What is being asked
Each record below should be written out again exactly as given.

- - -

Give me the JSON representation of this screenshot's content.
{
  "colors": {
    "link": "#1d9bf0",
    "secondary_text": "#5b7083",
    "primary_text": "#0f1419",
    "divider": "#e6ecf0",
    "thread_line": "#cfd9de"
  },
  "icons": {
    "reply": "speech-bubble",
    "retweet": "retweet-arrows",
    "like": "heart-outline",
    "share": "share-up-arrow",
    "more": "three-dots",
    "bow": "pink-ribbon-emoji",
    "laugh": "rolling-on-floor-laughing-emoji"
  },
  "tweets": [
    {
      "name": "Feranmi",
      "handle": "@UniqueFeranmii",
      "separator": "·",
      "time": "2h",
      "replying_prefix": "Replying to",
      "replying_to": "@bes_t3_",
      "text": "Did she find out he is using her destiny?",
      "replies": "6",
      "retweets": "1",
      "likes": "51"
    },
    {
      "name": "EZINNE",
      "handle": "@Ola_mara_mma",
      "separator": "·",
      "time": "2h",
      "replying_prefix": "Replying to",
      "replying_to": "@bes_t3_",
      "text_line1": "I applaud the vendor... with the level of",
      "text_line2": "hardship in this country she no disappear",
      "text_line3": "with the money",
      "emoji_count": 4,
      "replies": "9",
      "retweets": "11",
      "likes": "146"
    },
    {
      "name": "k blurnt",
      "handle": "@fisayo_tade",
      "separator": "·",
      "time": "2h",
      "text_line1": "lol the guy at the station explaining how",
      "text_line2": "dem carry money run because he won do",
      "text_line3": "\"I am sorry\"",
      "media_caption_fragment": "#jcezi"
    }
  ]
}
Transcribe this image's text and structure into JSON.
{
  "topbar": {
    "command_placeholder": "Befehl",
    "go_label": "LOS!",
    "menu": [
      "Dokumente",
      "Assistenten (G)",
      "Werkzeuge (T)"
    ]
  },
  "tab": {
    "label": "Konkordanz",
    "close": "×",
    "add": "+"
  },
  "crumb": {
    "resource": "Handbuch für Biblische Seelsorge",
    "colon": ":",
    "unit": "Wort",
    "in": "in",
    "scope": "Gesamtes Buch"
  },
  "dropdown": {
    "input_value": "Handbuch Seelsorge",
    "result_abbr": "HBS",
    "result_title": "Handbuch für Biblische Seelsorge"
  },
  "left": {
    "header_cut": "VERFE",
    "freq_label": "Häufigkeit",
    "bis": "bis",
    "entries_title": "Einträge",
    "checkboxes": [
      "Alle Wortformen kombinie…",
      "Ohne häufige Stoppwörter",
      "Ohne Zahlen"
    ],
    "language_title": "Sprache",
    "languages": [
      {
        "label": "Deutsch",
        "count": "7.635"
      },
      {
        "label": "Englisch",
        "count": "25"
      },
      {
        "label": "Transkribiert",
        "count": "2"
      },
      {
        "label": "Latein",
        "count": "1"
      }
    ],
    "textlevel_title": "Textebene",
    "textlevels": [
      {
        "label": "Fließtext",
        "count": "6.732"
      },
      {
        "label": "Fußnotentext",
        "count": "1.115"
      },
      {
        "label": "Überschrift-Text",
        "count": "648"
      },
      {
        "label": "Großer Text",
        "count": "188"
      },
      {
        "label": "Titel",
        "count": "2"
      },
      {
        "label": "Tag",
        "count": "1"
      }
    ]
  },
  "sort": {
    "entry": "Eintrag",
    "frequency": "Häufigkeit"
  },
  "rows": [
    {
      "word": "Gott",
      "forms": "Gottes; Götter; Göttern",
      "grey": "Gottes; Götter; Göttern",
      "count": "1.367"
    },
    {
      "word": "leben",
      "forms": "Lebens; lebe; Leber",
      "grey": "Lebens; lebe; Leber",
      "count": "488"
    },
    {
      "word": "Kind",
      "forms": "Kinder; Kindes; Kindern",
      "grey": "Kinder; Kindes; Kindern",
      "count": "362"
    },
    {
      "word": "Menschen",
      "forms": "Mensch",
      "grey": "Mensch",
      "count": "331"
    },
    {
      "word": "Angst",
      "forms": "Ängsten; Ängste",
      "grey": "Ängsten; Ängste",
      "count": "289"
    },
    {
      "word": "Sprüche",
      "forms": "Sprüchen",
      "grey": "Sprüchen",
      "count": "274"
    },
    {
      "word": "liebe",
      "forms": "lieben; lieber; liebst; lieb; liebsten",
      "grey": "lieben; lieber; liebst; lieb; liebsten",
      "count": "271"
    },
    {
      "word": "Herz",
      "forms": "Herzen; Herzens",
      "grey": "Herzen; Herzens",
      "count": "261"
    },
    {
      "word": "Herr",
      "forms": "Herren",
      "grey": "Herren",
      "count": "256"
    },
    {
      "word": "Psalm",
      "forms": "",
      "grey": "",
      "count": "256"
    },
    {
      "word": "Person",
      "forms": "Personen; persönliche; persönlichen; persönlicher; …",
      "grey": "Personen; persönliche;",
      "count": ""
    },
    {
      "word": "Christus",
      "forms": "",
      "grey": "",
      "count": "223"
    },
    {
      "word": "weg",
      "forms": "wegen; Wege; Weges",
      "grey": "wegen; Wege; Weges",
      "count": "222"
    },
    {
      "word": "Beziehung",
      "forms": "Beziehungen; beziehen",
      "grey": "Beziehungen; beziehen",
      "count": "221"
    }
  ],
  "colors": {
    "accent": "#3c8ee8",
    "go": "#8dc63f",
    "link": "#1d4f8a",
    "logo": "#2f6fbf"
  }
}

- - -

Result of the exercise
Give me the JSON representation of this screenshot's content.
{
  "colors": {
    "link": "#1d9bf0",
    "secondary_text": "#5b7083",
    "primary_text": "#0f1419",
    "divider": "#e6ecf0",
    "thread_line": "#cfd9de"
  },
  "icons": {
    "reply": "speech-bubble",
    "retweet": "retweet-arrows",
    "like": "heart-outline",
    "share": "share-up-arrow",
    "more": "three-dots",
    "bow": "pink-ribbon-emoji",
    "laugh": "rolling-on-floor-laughing-emoji"
  },
  "tweets": [
    {
      "name": "Feranmi",
      "handle": "@UniqueFeranmii",
      "separator": "·",
      "time": "2h",
      "replying_prefix": "Replying to",
      "replying_to": "@bes_t3_",
      "text": "Did she find out he is using her destiny?",
      "replies": "6",
      "retweets": "1",
      "likes": "51"
    },
    {
      "name": "EZINNE",
      "handle": "@Ola_mara_mma",
      "separator": "·",
      "time": "2h",
      "replying_prefix": "Replying to",
      "replying_to": "@bes_t3_",
      "text_line1": "I applaud the vendor... with the level of",
      "text_line2": "hardship in this country she no disappear",
      "text_line3": "with the money",
      "emoji_count": 4,
      "replies": "9",
      "retweets": "11",
      "likes": "146"
    },
    {
      "name": "k blurnt",
      "handle": "@fisayo_tade",
      "separator": "·",
      "time": "2h",
      "text_line1": "lol the guy at the station explaining how",
      "text_line2": "dem carry money run because he won do",
      "text_line3": "\"I am sorry\"",
      "media_caption_fragment": "#jcezi"
    }
  ]
}
Transcribe this image's text and structure into JSON.
{
  "topbar": {
    "command_placeholder": "Befehl",
    "go_label": "LOS!",
    "menu": [
      "Dokumente",
      "Assistenten (G)",
      "Werkzeuge (T)"
    ]
  },
  "tab": {
    "label": "Konkordanz",
    "close": "×",
    "add": "+"
  },
  "crumb": {
    "resource": "Handbuch für Biblische Seelsorge",
    "colon": ":",
    "unit": "Wort",
    "in": "in",
    "scope": "Gesamtes Buch"
  },
  "dropdown": {
    "input_value": "Handbuch Seelsorge",
    "result_abbr": "HBS",
    "result_title": "Handbuch für Biblische Seelsorge"
  },
  "left": {
    "header_cut": "VERFE",
    "freq_label": "Häufigkeit",
    "bis": "bis",
    "entries_title": "Einträge",
    "checkboxes": [
      "Alle Wortformen kombinie…",
      "Ohne häufige Stoppwörter",
      "Ohne Zahlen"
    ],
    "language_title": "Sprache",
    "languages": [
      {
        "label": "Deutsch",
        "count": "7.635"
      },
      {
        "label": "Englisch",
        "count": "25"
      },
      {
        "label": "Transkribiert",
        "count": "2"
      },
      {
        "label": "Latein",
        "count": "1"
      }
    ],
    "textlevel_title": "Textebene",
    "textlevels": [
      {
        "label": "Fließtext",
        "count": "6.732"
      },
      {
        "label": "Fußnotentext",
        "count": "1.115"
      },
      {
        "label": "Überschrift-Text",
        "count": "648"
      },
      {
        "label": "Großer Text",
        "count": "188"
      },
      {
        "label": "Titel",
        "count": "2"
      },
      {
        "label": "Tag",
        "count": "1"
      }
    ]
  },
  "sort": {
    "entry": "Eintrag",
    "frequency": "Häufigkeit"
  },
  "rows": [
    {
      "word": "Gott",
      "forms": "Gottes; Götter; Göttern",
      "grey": "Gottes; Götter; Göttern",
      "count": "1.367"
    },
    {
      "word": "leben",
      "forms": "Lebens; lebe; Leber",
      "grey": "Lebens; lebe; Leber",
      "count": "488"
    },
    {
      "word": "Kind",
      "forms": "Kinder; Kindes; Kindern",
      "grey": "Kinder; Kindes; Kindern",
      "count": "362"
    },
    {
      "word": "Menschen",
      "forms": "Mensch",
      "grey": "Mensch",
      "count": "331"
    },
    {
      "word": "Angst",
      "forms": "Ängsten; Ängste",
      "grey": "Ängsten; Ängste",
      "count": "289"
    },
    {
      "word": "Sprüche",
      "forms": "Sprüchen",
      "grey": "Sprüchen",
      "count": "274"
    },
    {
      "word": "liebe",
      "forms": "lieben; lieber; liebst; lieb; liebsten",
      "grey": "lieben; lieber; liebst; lieb; liebsten",
      "count": "271"
    },
    {
      "word": "Herz",
      "forms": "Herzen; Herzens",
      "grey": "Herzen; Herzens",
      "count": "261"
    },
    {
      "word": "Herr",
      "forms": "Herren",
      "grey": "Herren",
      "count": "256"
    },
    {
      "word": "Psalm",
      "forms": "",
      "grey": "",
      "count": "256"
    },
    {
      "word": "Person",
      "forms": "Personen; persönliche; persönlichen; persönlicher; …",
      "grey": "Personen; persönliche;",
      "count": ""
    },
    {
      "word": "Christus",
      "forms": "",
      "grey": "",
      "count": "223"
    },
    {
      "word": "weg",
      "forms": "wegen; Wege; Weges",
      "grey": "wegen; Wege; Weges",
      "count": "222"
    },
    {
      "word": "Beziehung",
      "forms": "Beziehungen; beziehen",
      "grey": "Beziehungen; beziehen",
      "count": "221"
    }
  ],
  "colors": {
    "accent": "#3c8ee8",
    "go": "#8dc63f",
    "link": "#1d4f8a",
    "logo": "#2f6fbf"
  }
}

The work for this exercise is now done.